Strong gain in profit gives Target a cushion
By Chris Serres
MINNEAPOLIS — Target Corp. reported its strongest profit gain in two years, quelling expectations that it would have to slash prices this holiday season to compete with Wal-Mart.
Target said third-quarter profit rose 16 percent to $506 million, beating analysts’ expectations, on stronger sales in baby and men’s clothing, toys, food and health care.
The results should help insulate Target from needing to match Wal-Mart’s aggressive discounting, analysts said. "Target is doing so well that it doesn’t need to play the deep discount game," said Britt Beemer, chairman of America’s Research Group, a consumer behavior research firm.
On Tuesday, Wal-Mart promised "its most aggressive pricing strategy ever" for the holiday shopping season. Analysts say Wal-Mart has been forced to take that position because its attempts to cater to more upscale shoppers have not worked as well as the retailer had hoped.
On Tuesday, Wal-Mart said third-quarter sales at stores open at least a year rose 1.5 percent, the lowest gain since early 2005. Target, meanwhile, reported a same-store sales gain of 4.6 percent in the third quarter, and said it expects a similar increase in the fourth quarter.
Target investors did get one piece of bad news Tuesday.

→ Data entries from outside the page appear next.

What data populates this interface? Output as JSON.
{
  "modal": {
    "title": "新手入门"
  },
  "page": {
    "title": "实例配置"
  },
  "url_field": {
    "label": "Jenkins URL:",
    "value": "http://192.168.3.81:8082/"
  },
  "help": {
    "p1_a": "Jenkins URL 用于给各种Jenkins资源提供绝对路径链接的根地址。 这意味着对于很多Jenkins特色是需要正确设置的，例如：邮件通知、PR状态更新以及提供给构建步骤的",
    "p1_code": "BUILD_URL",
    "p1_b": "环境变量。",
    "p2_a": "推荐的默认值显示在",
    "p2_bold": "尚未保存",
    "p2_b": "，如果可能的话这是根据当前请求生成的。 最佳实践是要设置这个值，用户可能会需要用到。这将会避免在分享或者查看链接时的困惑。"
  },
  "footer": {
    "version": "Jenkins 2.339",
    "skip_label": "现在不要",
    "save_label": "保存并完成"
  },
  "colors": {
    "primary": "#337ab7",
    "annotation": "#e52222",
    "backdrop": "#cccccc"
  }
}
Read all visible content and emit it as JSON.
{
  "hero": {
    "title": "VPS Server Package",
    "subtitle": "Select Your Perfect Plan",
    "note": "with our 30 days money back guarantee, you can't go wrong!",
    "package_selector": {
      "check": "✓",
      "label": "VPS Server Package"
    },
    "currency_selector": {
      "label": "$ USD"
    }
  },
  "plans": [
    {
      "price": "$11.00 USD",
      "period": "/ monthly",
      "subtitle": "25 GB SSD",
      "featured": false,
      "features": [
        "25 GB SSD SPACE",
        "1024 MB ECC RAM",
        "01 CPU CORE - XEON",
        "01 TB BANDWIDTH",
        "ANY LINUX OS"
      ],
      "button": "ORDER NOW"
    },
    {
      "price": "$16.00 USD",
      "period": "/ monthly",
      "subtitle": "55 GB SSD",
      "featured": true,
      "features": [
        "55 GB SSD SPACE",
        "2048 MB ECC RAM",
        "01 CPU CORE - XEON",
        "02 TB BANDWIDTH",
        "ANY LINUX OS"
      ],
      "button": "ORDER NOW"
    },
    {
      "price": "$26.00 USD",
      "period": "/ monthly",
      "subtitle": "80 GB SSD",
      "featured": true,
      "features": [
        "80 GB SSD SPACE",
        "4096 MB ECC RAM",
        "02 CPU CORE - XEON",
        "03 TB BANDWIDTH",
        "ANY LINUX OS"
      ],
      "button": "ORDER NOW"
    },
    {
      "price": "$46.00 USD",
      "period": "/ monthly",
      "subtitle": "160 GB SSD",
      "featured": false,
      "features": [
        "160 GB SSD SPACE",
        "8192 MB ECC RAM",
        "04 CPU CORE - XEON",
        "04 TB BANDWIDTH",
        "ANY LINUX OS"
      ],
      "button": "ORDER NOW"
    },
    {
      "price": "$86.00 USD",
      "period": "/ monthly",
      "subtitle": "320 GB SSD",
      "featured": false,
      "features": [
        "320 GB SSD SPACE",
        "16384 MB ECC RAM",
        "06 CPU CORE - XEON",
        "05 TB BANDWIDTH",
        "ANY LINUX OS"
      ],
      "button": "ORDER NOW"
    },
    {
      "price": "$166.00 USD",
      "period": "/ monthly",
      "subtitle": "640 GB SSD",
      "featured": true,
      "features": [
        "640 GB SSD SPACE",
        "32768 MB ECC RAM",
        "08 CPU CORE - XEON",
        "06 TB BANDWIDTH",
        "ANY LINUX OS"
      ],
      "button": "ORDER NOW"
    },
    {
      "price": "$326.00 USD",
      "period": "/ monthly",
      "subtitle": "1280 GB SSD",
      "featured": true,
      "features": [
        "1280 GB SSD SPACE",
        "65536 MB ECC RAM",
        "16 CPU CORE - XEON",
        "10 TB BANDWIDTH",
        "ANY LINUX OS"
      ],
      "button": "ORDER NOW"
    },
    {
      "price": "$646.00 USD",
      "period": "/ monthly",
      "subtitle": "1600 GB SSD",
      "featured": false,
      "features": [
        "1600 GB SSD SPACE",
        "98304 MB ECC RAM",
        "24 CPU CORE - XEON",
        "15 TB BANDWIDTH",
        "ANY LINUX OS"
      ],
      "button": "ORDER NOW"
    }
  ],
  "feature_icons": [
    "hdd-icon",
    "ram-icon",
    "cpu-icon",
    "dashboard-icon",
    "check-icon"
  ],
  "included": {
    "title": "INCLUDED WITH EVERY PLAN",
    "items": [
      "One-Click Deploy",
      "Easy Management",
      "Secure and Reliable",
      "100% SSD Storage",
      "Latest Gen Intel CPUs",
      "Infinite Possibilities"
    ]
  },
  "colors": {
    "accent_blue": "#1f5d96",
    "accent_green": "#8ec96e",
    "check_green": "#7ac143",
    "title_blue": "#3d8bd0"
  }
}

Berkshire Hathaway Inc., the investment firm run by billionaire Warren Buffett, sold most of its holdings in Target Corp. in the third quarter, according to Dow Jones News Service. The firm disclosed last month that it owned 5.5 million shares of the Minneapolis discount retailer as of June 30, a stake valued at $268.8 million. Berkshire said Tuesday in a regulatory filing that it reduced its stake to 745,700 shares — about $41 million — as of Sept. 30.